    In India we have scores of festivals where very intricate, beautiful statues of gods/godesses are made, beutiful designs are drawn and soon enough the idols are immersed in water / beutiful designs painted over. as a young boy I was sad to see the beautiful idol of goddess durga getting immersed in water, the same one which we had worshipped for 5 days, the world revolving around the idols during teh Durga pooja celebrations, i was sad to see the beautiful ‘aripans’ being erased, almost as lovingly as they were created.

    I was puzzled and asked my father ( to whom I turn even now for all my complex peoblems ), he answerd in his usual light, smiling speech, so that we accept the idea of non permanence of physical beings, relationships, readily.


  9. Tania says:

    Nurturing the soul through beautiful surroundings ..what a gift that would be to see those sculptures through the eyes of light.
    Now that is a ritual !!! Blessings Tania

  10. Pichu says:

    “Then on St Joseph’s day, all these works of art – apart from one – are burned on a huge bonfire, before thousands of onlookers”

    Is it that we must be like the artisan? and Artist? printing our lives in works of art, so our acts, words, thoughts, be kept safe, as a fine piece of art that wont be taken to grave with us.

    Why become a waste in Gods Time!? Theres something we must do or create, that must stay in this world for eternity.

    “‘Just imagine if an angel were to say to God then: “All that work for nothing.”‘

  11. Chus says:

    I have always thought that the best of the way is every step you take, not what happens at the end of it.

    Beautiful words to las fallas :)

  12. Nancy says:

    The last couple of lines really made sit up. What if an Angel did say that? The entire human race can be gone just like that. What if God agreed. :)

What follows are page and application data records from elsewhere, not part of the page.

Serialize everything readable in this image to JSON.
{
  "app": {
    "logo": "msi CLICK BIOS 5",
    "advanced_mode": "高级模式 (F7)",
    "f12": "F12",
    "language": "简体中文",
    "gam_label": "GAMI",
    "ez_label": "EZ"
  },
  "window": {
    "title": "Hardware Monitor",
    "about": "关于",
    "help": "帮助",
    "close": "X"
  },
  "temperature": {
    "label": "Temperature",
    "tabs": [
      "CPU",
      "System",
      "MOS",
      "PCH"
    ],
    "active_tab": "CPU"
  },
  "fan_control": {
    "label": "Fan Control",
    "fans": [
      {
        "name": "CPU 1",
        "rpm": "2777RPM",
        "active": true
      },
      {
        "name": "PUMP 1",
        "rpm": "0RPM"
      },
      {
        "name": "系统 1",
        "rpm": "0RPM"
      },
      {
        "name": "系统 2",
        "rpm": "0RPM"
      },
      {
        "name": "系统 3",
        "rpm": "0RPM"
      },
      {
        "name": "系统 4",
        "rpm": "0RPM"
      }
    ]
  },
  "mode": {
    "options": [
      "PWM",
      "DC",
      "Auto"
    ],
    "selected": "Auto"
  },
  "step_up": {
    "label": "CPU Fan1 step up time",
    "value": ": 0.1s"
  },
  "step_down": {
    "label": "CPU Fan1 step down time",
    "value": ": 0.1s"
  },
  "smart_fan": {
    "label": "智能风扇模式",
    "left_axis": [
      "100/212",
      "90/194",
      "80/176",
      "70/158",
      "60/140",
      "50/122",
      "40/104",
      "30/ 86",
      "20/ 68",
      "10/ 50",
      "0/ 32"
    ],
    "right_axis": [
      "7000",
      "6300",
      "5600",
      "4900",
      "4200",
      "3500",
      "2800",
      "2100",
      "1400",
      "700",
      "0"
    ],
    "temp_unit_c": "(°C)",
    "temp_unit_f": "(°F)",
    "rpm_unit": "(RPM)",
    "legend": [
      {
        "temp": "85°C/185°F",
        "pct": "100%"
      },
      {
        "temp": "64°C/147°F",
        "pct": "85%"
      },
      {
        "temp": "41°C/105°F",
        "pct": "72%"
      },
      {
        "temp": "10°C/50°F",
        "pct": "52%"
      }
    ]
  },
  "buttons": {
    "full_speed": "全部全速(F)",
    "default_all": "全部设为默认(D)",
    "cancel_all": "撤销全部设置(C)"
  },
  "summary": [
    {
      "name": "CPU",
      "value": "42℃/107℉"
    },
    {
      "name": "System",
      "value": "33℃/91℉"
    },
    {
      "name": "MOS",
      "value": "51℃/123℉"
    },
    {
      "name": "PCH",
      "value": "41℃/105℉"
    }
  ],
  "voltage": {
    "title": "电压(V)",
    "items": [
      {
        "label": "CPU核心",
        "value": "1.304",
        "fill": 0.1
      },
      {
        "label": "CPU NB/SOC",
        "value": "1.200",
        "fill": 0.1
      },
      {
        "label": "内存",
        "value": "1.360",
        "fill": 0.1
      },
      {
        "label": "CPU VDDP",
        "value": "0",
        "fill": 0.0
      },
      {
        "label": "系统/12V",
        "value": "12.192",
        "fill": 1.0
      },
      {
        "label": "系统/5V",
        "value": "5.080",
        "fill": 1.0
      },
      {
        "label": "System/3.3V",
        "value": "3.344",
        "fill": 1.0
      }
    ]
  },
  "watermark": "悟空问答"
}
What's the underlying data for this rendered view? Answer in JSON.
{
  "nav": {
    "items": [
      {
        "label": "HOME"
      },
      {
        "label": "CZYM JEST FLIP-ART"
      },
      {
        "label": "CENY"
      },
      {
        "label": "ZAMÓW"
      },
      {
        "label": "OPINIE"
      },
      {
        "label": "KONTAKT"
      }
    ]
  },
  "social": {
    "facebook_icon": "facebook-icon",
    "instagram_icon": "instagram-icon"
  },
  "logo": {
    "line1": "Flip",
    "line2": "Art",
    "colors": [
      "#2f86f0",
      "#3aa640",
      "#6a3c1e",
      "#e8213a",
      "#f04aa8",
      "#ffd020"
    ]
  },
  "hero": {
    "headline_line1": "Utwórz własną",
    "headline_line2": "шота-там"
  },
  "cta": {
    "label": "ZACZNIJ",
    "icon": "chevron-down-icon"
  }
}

  13. wanbliska says:

    Une parole de grí¢ce et d’éveil. Oí¹ l’Espagne est un petit paradis.

    ‘Just imagine if an angel were to say to God then: “All that work for nothing.”= ‘Imagine juste, si un ange avait dit í  Dieu: “Tout ce travail pour rien”‘

    Pourtant beaucoup ont du penser que ce travail ne servait í  rien. Car toujours, ils mirent la perte.

    Thanks Paulo, for that divine breathe.

  14. agnieszka says:

    Dear Paulo,

    Every moment we live
    we should enjoy,
    every second we breathe
    we should be greatful for,
    every tear, every smile,
    we should embrace,
    every person that comes
    we should love,
    every life is worth giving
    yourself away.


  15. Marie says:

    Quite! Ha ha! Brilliant.
    But what about the one who/which does not get burned on the fire?
    Perhaps, this is the ‘one’ that will always remain, the ‘one’ that we all are???